“It took us a couple of years to find the right pub for us,” publican Jade Flavell explains.
She and her business partners, Liz O’Dea and the late Emily Trott were in the market for a pub in the early-’00s.
“It always had to be a non-pokie pub. We weren’t even remotely interested in running a pokie pub, which limited things substantially.”
“Other ones we looked at that had a tiny [gaming] lounge… [we wondered] if we could sell the licence,” Liz recalls.
“The amount of money that each machine added to the price of a lease was extraordinary. So even with four or five machines, it was in excess of $100,000 per machine to the price of the lease,” Jade continues.
“No landlord in their right mind would let you buy a pub with pokies in it, at that point, and get rid of pokies, and if they did, they would charge you rent as if you were running the pokies.”
Eventually, an anomaly sitting in the inner-west, not too far from the city, caught their attention – The Wheatsheaf Hotel.
“[The Wheaty’s] always kind of existed in a parallel universe, in a sense, because even before we got in… it was not subject to any normal rules of a pub in any regard,” Jade says.
“There were two taps… the place closed whenever the publican felt like it, which was often at eight o’clock on a Saturday because he just couldn’t be bothered.
“We bought the place on a handshake.
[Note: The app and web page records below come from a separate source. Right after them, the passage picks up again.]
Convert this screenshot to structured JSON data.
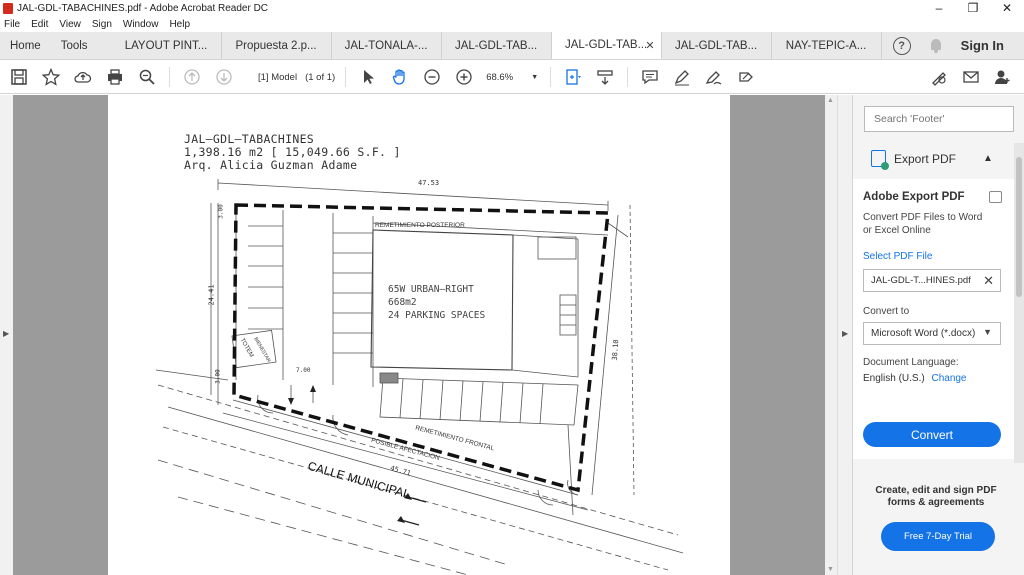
{
  "window": {
    "title": "JAL-GDL-TABACHINES.pdf - Adobe Acrobat Reader DC",
    "controls": [
      "–",
      "❐",
      "✕"
    ]
  },
  "menu": [
    "File",
    "Edit",
    "View",
    "Sign",
    "Window",
    "Help"
  ],
  "tabs": {
    "home": "Home",
    "tools": "Tools",
    "documents": [
      {
        "label": "LAYOUT PINT..."
      },
      {
        "label": "Propuesta 2.p..."
      },
      {
        "label": "JAL-TONALA-..."
      },
      {
        "label": "JAL-GDL-TAB..."
      },
      {
        "label": "JAL-GDL-TAB...",
        "active": true
      },
      {
        "label": "JAL-GDL-TAB..."
      },
      {
        "label": "NAY-TEPIC-A..."
      }
    ],
    "help_glyph": "?",
    "sign_in": "Sign In"
  },
  "toolbar": {
    "page_label": "[1] Model",
    "page_count": "(1 of 1)",
    "zoom": "68.6%"
  },
  "document": {
    "plan_title_lines": [
      "JAL–GDL–TABACHINES",
      "1,398.16 m2  [ 15,049.66 S.F. ]",
      "Arq. Alicia Guzman Adame"
    ],
    "info_lines": [
      "65W URBAN–RIGHT",
      "668m2",
      "24 PARKING SPACES"
    ],
    "labels": {
      "dim_top": "47.53",
      "dim_left": "24.41",
      "dim_right": "38.10",
      "dim_bottom": "45.71",
      "dim_3a": "3.00",
      "dim_3b": "3.00",
      "dim_7": "7.00",
      "rear_setback": "REMETIMIENTO POSTERIOR",
      "front_setback": "REMETIMIENTO FRONTAL",
      "affectation": "POSIBLE AFECTACION",
      "street": "CALLE MUNICIPAL",
      "totem": "TOTEM",
      "totem_sub": "BIENESTAR"
    }
  },
  "panel": {
    "search_placeholder": "Search 'Footer'",
    "export_title": "Export PDF",
    "card_title": "Adobe Export PDF",
    "card_desc": "Convert PDF Files to Word or Excel Online",
    "select_file": "Select PDF File",
    "file_name": "JAL-GDL-T...HINES.pdf",
    "convert_to": "Convert to",
    "format": "Microsoft Word (*.docx)",
    "doc_lang_label": "Document Language:",
    "doc_lang": "English (U.S.)",
    "change": "Change",
    "convert_button": "Convert",
    "promo": "Create, edit and sign PDF forms & agreements",
    "trial_button": "Free 7-Day Trial"
  },
  "colors": {
    "accent": "#1473e6",
    "doc_bg": "#9b9b9b"
  }
}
It was old school, absolutely old school.”
With no pokie lounge, and a decent reputation for live music, they took the “affectionately regarded shambles” and began operating in ’03, introducing a focus on craft beer.